Entries from a dataset of interfaces
┄┄┄┄┄┄┄┄┄┄

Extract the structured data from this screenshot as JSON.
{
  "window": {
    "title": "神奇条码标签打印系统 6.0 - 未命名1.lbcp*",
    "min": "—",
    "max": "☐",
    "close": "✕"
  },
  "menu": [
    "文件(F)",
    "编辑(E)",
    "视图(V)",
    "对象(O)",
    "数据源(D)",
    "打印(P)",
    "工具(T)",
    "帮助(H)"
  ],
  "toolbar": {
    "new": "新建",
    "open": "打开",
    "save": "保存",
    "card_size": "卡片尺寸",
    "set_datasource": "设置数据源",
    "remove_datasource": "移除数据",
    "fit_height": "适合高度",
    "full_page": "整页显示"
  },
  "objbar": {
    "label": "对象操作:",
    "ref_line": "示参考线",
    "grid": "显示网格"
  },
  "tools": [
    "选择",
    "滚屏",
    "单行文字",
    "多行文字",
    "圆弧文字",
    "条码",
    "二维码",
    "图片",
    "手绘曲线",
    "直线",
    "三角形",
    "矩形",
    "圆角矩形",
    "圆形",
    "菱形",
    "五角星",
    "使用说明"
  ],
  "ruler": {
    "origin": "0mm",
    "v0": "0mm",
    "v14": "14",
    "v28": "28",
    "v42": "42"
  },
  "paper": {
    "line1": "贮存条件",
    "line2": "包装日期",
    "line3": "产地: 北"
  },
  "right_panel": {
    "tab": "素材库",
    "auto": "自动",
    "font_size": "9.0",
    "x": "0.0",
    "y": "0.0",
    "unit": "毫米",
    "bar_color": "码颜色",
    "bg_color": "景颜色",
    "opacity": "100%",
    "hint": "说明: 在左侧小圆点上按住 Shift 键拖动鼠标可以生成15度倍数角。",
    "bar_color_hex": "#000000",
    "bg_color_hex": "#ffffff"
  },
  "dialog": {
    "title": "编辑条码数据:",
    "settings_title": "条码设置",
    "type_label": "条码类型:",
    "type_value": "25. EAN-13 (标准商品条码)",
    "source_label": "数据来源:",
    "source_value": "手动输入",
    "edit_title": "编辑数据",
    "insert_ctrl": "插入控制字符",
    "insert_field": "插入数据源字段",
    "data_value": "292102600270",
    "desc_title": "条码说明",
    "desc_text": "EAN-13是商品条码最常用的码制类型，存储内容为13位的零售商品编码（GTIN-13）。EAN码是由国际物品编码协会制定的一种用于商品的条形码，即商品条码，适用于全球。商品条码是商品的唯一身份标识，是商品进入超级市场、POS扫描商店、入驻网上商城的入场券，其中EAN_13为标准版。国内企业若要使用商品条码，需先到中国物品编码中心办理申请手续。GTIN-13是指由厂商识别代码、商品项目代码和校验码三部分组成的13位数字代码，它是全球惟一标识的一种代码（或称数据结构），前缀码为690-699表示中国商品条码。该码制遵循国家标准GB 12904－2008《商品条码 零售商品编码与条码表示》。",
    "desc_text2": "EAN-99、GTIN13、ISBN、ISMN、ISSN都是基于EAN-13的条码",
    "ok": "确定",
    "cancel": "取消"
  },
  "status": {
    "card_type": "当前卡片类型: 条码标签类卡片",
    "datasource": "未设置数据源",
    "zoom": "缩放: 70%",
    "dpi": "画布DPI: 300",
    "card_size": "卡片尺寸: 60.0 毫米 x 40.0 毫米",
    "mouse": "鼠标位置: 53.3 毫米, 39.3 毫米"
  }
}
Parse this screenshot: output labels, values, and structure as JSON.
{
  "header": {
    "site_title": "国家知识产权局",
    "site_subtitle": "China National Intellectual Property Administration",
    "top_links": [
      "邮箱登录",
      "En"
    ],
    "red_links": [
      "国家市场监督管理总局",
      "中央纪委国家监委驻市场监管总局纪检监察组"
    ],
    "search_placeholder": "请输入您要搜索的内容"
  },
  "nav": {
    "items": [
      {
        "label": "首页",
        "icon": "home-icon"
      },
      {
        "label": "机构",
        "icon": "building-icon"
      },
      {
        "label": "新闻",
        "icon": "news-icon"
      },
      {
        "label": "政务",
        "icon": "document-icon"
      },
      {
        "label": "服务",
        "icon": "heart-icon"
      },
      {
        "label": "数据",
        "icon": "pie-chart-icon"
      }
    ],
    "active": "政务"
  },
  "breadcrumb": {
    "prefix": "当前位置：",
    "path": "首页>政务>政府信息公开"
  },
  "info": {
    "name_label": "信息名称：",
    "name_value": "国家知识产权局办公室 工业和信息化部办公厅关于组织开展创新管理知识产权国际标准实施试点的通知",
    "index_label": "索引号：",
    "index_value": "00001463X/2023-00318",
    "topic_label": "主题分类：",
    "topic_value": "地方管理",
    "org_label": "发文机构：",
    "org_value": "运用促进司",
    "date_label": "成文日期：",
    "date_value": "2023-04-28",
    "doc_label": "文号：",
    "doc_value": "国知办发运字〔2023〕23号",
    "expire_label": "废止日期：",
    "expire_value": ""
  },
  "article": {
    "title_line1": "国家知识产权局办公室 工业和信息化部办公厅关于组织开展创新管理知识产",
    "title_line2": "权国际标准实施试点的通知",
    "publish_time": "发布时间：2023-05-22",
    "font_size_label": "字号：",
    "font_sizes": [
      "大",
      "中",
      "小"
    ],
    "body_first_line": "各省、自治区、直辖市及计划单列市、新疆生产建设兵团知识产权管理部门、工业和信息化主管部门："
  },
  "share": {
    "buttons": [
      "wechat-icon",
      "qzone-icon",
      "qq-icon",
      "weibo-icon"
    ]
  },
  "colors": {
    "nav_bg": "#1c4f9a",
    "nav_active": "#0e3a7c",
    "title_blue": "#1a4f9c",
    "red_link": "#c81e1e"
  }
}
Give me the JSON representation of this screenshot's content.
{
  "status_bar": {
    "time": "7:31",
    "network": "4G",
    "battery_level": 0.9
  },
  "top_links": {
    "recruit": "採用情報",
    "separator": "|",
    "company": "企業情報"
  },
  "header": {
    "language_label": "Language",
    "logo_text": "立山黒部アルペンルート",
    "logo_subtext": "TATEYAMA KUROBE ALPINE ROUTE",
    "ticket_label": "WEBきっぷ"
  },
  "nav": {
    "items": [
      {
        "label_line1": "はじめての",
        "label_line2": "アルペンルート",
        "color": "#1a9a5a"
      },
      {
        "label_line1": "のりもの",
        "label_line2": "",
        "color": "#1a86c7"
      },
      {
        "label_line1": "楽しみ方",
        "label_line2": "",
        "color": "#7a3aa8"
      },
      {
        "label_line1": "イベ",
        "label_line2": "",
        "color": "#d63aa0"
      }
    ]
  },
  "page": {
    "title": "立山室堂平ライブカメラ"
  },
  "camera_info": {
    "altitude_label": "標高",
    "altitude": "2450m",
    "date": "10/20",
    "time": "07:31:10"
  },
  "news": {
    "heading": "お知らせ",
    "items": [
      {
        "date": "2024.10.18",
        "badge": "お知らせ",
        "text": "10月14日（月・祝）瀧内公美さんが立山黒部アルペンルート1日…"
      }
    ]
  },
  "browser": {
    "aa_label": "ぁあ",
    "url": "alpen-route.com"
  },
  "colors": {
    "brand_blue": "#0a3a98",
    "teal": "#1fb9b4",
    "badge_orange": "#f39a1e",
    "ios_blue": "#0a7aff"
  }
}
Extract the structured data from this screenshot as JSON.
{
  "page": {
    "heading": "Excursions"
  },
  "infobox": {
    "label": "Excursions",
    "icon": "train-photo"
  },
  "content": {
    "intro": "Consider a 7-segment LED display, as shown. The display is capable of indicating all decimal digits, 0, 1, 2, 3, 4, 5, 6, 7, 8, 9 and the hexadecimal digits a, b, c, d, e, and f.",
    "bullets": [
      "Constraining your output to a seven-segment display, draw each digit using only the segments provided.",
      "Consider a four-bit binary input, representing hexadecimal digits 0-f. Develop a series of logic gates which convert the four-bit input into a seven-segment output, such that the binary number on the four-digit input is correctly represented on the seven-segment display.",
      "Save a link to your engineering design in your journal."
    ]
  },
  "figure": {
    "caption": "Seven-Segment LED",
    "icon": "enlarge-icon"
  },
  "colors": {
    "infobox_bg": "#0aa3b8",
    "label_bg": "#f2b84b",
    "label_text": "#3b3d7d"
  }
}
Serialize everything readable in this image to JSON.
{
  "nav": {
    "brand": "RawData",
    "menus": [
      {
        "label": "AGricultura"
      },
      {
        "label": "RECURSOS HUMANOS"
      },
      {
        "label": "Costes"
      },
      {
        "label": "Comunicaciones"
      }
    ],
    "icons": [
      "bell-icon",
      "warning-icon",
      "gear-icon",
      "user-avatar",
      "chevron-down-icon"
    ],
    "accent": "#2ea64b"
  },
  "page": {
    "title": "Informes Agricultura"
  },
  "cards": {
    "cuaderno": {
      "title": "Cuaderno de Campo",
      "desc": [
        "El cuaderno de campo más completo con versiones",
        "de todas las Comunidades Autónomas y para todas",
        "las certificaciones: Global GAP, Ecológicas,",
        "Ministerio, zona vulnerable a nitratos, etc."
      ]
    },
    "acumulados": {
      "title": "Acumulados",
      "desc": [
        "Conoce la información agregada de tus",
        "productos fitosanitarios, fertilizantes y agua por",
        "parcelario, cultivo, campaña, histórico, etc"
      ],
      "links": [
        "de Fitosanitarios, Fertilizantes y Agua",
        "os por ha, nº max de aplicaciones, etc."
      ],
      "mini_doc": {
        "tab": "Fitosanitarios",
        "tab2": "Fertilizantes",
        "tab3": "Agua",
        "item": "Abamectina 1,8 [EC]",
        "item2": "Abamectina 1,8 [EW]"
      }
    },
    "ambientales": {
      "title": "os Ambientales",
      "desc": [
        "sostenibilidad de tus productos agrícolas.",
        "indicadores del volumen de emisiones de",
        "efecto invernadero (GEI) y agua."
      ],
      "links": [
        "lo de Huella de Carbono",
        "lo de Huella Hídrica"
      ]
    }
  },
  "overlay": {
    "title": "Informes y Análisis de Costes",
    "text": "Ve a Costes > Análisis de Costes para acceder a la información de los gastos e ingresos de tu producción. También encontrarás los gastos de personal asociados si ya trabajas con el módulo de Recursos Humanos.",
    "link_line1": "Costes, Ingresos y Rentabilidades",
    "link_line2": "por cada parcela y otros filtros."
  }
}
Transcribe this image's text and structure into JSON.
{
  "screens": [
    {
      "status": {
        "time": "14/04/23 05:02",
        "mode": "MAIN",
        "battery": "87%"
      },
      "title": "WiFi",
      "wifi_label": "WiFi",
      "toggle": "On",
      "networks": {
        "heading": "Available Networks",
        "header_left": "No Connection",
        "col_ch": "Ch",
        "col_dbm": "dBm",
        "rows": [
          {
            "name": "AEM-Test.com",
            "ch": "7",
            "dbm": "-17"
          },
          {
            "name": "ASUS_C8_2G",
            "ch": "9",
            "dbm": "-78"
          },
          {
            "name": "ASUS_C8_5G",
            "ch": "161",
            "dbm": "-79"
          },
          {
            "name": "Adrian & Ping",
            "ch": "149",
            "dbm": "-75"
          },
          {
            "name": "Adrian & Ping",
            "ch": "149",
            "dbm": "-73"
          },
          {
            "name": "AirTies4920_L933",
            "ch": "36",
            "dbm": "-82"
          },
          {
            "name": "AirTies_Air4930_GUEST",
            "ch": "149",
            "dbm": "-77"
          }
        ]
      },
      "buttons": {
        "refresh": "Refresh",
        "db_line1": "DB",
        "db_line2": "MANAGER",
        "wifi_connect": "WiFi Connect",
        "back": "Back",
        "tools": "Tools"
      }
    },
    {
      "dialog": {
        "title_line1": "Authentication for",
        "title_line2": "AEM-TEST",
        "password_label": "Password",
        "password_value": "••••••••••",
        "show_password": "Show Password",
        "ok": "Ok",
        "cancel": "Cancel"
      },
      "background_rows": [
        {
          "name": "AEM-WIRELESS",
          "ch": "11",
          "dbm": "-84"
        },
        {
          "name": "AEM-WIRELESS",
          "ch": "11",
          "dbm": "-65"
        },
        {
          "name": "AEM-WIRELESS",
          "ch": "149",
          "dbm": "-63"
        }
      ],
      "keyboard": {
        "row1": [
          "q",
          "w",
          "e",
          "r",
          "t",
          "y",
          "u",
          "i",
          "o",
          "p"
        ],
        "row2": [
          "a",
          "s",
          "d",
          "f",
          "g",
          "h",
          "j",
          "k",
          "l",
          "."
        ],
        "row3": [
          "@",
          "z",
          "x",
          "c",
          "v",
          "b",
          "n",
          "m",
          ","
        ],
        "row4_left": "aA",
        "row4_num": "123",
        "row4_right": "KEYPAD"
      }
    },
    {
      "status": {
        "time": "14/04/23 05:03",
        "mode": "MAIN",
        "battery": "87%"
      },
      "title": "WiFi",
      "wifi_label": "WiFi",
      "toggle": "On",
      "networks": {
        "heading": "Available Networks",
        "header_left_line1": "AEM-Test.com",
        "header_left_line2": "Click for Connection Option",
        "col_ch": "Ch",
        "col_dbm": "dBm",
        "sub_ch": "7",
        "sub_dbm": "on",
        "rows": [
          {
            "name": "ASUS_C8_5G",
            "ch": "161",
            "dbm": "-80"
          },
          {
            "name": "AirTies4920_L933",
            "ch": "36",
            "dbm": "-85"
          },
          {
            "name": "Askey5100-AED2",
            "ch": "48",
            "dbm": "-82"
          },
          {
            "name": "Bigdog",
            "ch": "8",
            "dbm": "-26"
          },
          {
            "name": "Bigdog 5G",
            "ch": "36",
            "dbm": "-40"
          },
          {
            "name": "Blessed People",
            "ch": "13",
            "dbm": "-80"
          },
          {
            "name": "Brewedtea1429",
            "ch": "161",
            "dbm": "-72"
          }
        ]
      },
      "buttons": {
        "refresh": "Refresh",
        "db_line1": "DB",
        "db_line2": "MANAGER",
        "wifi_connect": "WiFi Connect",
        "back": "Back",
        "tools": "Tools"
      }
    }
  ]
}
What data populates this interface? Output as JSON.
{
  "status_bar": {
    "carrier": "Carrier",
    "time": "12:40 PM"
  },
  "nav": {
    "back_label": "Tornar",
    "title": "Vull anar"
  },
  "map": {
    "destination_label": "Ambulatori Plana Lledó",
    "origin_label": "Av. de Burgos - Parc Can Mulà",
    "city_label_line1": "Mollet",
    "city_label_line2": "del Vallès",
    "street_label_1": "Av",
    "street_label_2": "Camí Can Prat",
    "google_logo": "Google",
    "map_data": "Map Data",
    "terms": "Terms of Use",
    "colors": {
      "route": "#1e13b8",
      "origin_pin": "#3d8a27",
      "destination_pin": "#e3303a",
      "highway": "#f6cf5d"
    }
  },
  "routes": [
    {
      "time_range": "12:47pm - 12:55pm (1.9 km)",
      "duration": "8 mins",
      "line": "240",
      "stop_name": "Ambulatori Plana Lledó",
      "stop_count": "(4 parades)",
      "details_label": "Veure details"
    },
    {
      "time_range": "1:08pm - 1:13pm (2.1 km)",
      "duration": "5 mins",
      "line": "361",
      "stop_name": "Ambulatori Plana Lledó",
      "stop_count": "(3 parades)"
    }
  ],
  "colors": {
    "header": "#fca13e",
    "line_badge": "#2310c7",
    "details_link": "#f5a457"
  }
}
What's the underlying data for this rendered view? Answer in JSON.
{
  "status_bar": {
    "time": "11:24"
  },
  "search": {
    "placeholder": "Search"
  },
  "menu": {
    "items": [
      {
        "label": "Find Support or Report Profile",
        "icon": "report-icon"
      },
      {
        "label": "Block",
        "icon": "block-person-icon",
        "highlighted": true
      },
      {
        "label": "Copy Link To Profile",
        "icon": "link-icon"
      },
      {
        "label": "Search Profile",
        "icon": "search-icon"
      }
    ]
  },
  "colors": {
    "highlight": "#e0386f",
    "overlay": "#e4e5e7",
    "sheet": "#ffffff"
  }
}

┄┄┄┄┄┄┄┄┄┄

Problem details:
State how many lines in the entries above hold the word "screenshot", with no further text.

Finished exercise:
4